For starters, your credit score is an important tool throughout the entirety of your home buying journey, and the pre-approval is your first opportunity to help you land the house of your dreams. Before you start working with your lender on your pre-approval, it’s important to get a copy of your credit report – not just to see what your score is, but also to make sure there are no mistakes on your report, which can lower your score. If you find any mistakes, report them to make sure they’re removed in time for your pre-approval (blemishes can take up to 30 days to be removed from your report).
Another step you may want to consider is knocking out as much debt as you can before you start your pre-approval process. Your credit score is affected by your debt, the amount of revolving accounts you have, and the timeliness of your payments. Do what you can to reduce the amount of revolving debt you have on your score.
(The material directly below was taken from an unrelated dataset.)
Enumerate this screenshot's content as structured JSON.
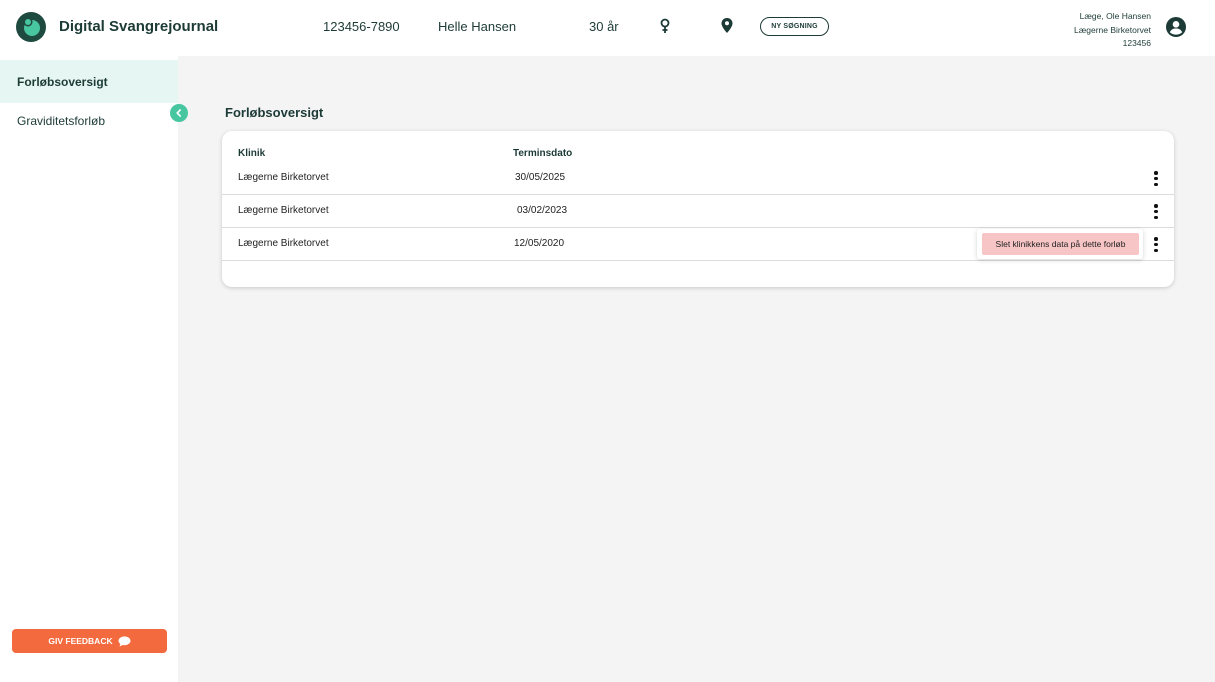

And if you can’t? At least ensure that your payments are made in a timely manner, ensuring that you show yourself to be responsible with managing the credit you’ve been given.
It’s also important to make sure you have a work history for two years or longer. This helps show lenders that you’re stable and have a reliable form of income, which signals to them that you’re a favorable candidate for a loan. If you’ve recently changed jobs, most lenders require that you’ve been employed in your current job for six months or more and provide documentation supporting prior employment in the same or related field, showing a two year work history. And if you’ve been thinking of making a job switch, consider hanging on! You may want to wait until after you’ve locked down your new home, and then make the switch.
Lastly, here are some tips for building up your finances in advance to finding your loan. Using a mortgage calculator, get a good idea of what you’ll be able to afford for a monthly payment, then bank at least three months’ worth of that number or show you have other assets, such as Investment accounts or Retirement accounts, so your lender can see that you’ve prepared a financial cushion. In some cases you can borrow money from a friend or family member, but your lender will also want to see bank statements that support your financial capability to handle your mortgage, so keep that in mind as you’re preparing for your application. You may also be able to find someone to act as a co-borrower. If they have better credit than yours, they could be very helpful in assisting you in the pre-approval process.
The more you can do to get your finances in shape, the better shape you’ll be in when it comes time to get your pre-approval. Follow these simple steps, and before you know it, you’ll be past the first hurdle on your journey to home ownership!